§ **Work order**
Your answer should be one number: the count of lines in these entries that hold the word "Download".

* * * * * * * * *

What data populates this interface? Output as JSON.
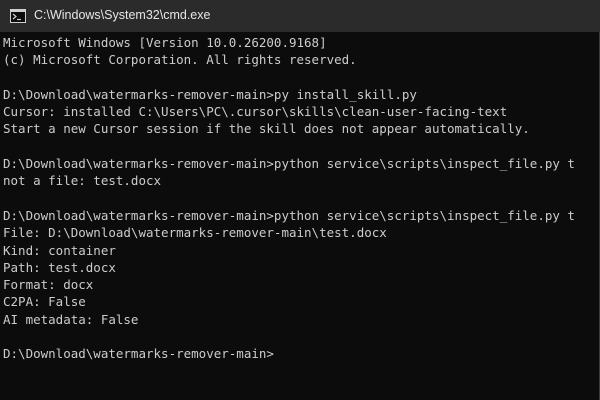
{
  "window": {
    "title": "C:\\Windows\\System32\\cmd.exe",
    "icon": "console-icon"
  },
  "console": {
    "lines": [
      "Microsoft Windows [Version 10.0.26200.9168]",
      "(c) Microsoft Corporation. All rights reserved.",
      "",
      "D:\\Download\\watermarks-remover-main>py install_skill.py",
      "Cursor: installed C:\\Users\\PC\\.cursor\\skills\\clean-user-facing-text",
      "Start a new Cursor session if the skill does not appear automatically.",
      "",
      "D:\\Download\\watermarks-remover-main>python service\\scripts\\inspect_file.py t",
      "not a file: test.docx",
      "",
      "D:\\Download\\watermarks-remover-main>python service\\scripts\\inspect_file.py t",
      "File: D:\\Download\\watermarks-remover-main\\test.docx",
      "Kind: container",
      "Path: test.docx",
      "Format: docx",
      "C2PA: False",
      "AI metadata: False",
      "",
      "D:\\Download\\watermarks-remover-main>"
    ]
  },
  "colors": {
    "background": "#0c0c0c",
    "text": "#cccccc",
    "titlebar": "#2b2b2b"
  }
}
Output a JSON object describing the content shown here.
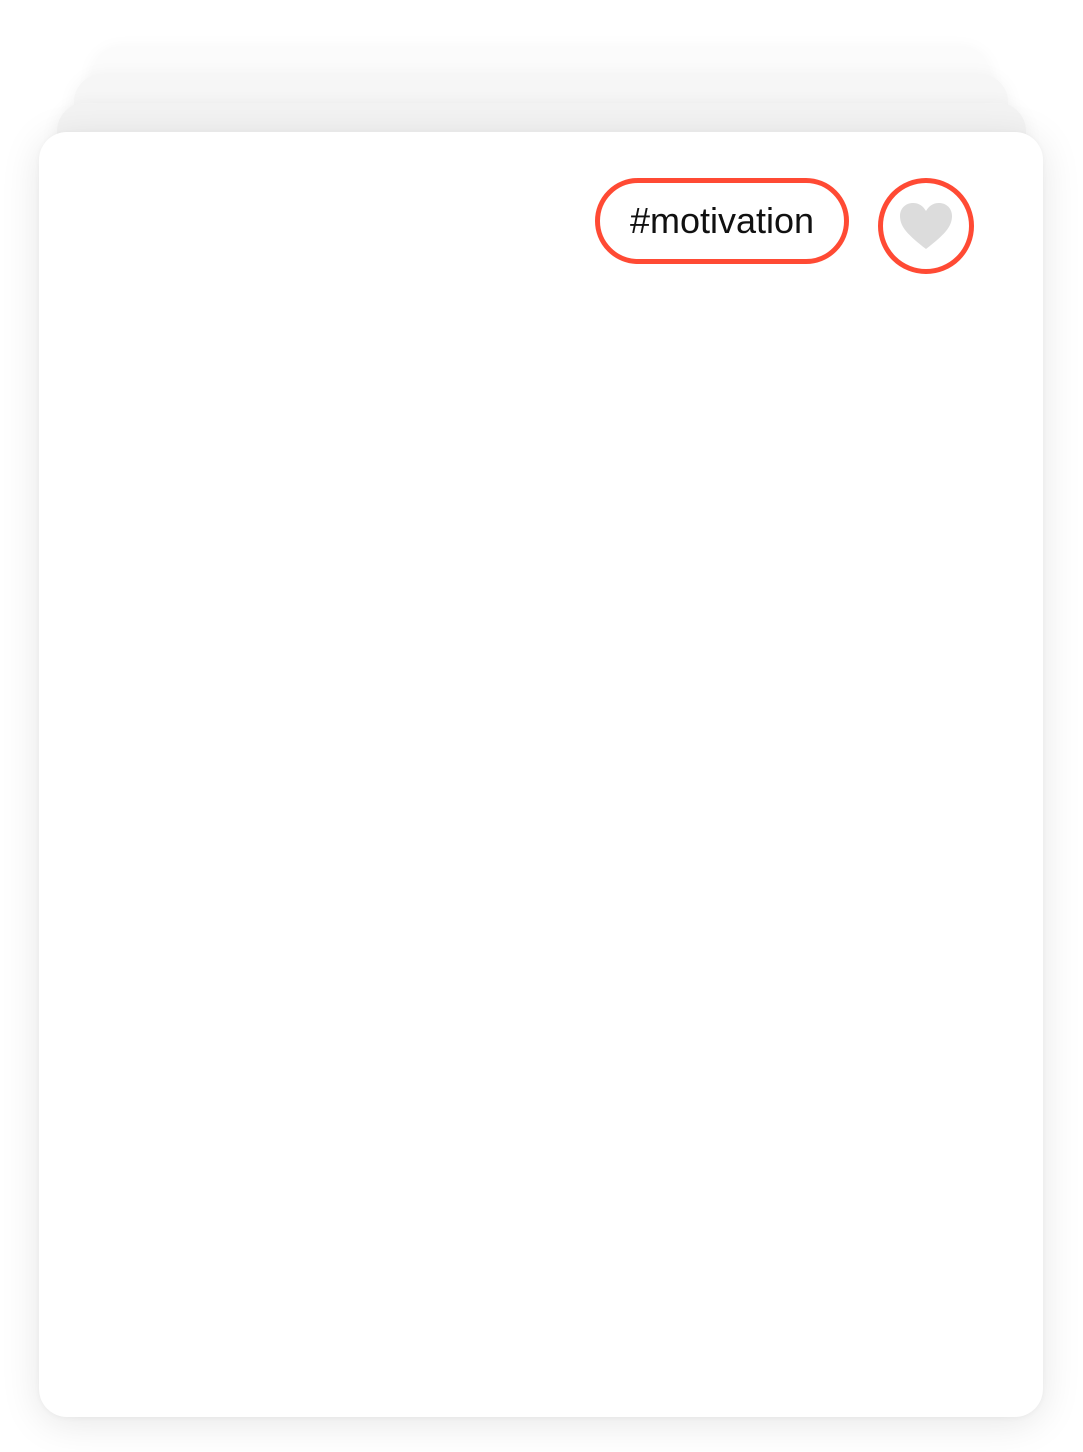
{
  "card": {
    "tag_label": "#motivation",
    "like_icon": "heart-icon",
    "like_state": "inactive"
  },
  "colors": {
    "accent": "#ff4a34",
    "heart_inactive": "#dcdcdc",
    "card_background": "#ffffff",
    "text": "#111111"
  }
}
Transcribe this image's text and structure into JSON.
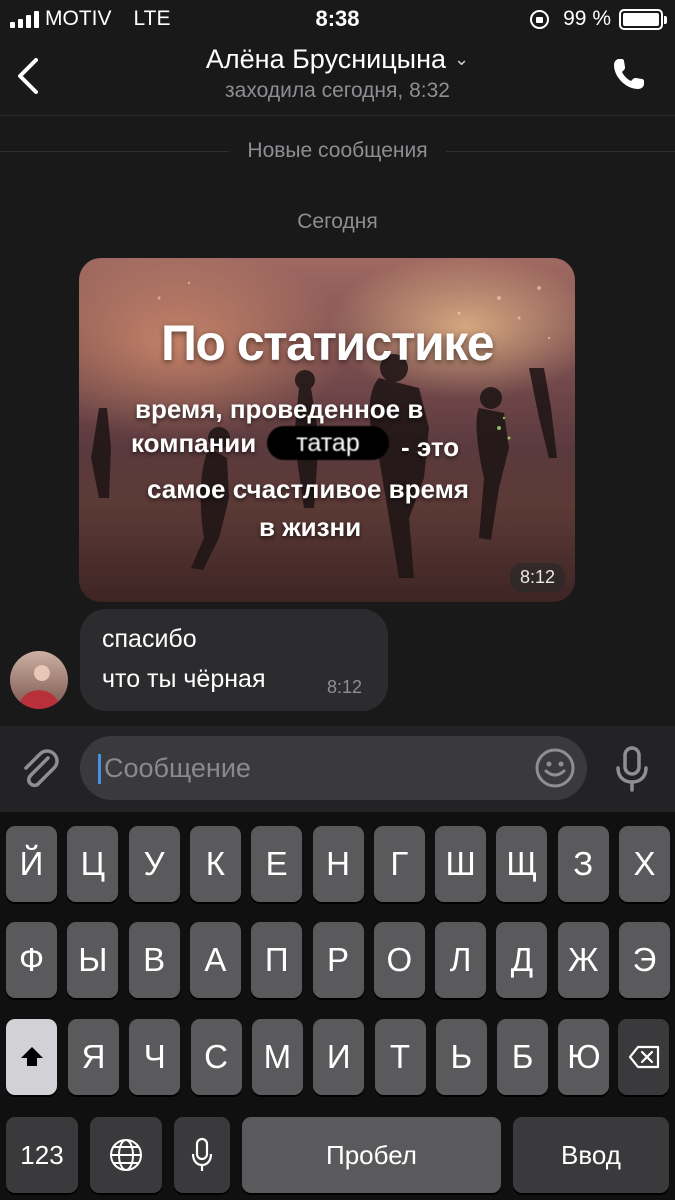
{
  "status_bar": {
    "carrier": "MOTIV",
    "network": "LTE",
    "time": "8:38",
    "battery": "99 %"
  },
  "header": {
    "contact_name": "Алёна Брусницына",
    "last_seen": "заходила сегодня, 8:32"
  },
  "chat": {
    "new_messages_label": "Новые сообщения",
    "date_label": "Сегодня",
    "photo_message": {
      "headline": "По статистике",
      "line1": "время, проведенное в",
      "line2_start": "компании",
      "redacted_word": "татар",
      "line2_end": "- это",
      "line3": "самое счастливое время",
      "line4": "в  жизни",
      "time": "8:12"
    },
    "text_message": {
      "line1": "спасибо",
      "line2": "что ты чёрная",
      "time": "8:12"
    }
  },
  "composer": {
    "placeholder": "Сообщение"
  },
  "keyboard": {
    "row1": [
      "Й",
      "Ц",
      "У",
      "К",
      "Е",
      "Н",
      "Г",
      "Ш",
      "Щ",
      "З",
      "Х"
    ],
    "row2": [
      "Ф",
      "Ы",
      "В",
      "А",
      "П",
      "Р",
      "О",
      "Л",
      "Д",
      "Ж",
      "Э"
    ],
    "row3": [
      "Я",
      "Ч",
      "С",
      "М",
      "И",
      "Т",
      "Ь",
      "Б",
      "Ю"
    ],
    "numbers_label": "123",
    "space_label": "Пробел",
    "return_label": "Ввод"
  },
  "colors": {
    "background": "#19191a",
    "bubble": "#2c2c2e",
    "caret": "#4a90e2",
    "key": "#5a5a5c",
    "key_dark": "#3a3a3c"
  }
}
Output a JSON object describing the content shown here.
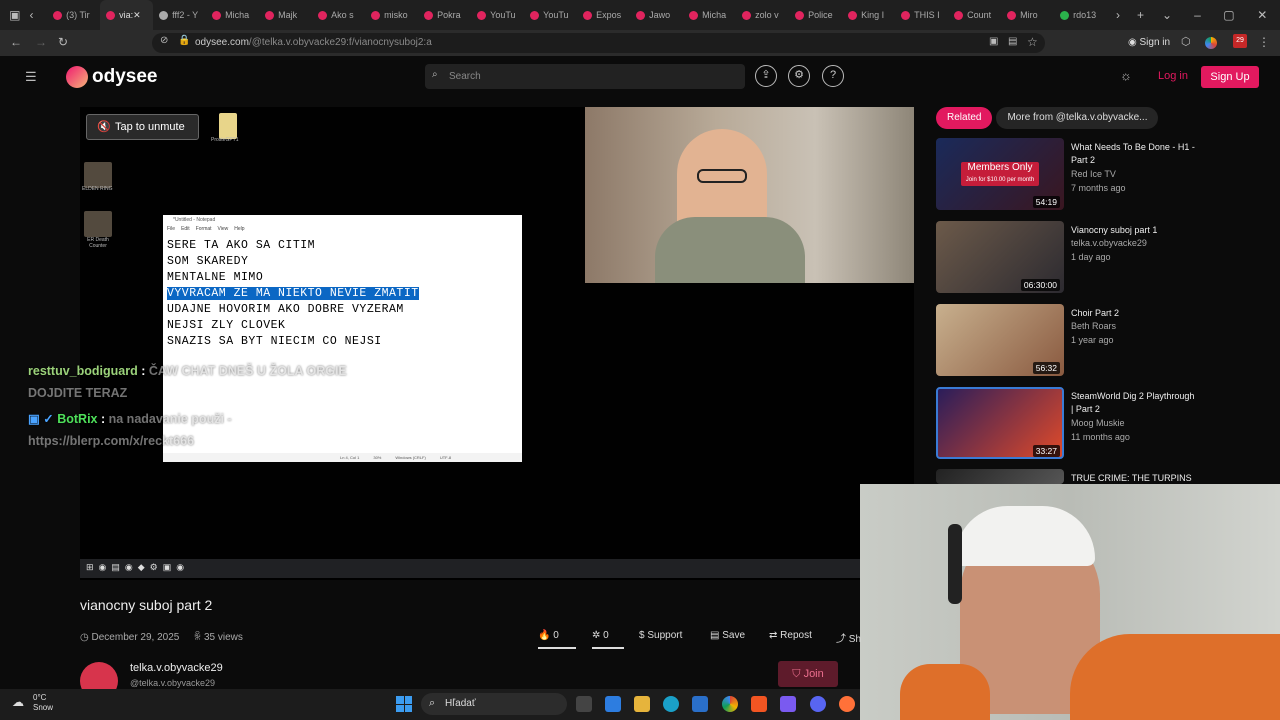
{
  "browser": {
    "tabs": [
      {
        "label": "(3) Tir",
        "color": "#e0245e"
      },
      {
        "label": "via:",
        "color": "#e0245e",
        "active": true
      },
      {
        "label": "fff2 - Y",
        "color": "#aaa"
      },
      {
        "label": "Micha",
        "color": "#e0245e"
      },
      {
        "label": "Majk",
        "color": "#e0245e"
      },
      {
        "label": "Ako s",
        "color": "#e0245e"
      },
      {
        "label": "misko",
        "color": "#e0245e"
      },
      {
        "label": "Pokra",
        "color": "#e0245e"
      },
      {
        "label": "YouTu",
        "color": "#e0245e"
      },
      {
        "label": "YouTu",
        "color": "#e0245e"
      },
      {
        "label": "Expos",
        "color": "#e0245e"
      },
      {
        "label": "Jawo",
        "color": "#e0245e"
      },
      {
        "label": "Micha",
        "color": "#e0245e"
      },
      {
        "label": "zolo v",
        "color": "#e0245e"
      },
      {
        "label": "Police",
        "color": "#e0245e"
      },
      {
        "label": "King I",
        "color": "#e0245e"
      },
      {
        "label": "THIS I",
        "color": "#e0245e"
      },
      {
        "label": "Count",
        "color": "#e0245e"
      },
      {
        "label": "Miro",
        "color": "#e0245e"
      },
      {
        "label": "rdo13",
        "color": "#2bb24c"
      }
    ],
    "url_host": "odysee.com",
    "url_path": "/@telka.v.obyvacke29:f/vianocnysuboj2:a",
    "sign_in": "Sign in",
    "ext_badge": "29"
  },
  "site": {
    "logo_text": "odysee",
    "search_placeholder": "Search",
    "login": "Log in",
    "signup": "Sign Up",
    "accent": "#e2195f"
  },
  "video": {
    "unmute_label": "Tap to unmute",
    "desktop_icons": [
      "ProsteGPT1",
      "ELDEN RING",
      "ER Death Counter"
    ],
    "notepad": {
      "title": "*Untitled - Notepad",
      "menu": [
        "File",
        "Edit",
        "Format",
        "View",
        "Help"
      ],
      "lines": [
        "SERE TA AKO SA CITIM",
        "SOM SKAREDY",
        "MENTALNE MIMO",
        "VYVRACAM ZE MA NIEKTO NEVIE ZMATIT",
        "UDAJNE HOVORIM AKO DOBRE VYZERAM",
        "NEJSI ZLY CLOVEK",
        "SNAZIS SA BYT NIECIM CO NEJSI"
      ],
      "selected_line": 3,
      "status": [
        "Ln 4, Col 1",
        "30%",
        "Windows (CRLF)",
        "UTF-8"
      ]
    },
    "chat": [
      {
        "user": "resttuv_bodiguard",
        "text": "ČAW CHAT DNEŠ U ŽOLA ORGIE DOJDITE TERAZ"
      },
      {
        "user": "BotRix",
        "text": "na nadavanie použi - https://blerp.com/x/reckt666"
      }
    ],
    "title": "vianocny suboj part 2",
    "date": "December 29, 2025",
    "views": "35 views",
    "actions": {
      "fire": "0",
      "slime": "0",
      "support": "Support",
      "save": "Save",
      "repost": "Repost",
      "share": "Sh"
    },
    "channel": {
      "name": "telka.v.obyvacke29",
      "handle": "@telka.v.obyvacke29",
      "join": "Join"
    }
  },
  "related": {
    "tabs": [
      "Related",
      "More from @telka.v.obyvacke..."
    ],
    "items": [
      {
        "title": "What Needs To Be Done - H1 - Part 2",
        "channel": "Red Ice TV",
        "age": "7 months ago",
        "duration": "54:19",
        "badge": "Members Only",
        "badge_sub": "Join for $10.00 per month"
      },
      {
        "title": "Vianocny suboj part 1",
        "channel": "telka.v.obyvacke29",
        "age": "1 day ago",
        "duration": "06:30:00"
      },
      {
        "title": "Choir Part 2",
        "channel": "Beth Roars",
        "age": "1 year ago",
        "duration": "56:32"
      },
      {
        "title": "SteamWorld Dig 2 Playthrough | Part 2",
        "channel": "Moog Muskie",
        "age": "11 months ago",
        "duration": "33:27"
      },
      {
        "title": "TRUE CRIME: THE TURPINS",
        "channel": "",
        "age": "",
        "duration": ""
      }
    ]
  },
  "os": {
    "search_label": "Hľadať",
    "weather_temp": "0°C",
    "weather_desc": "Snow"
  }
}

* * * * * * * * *

§ **Output of the exercise**
5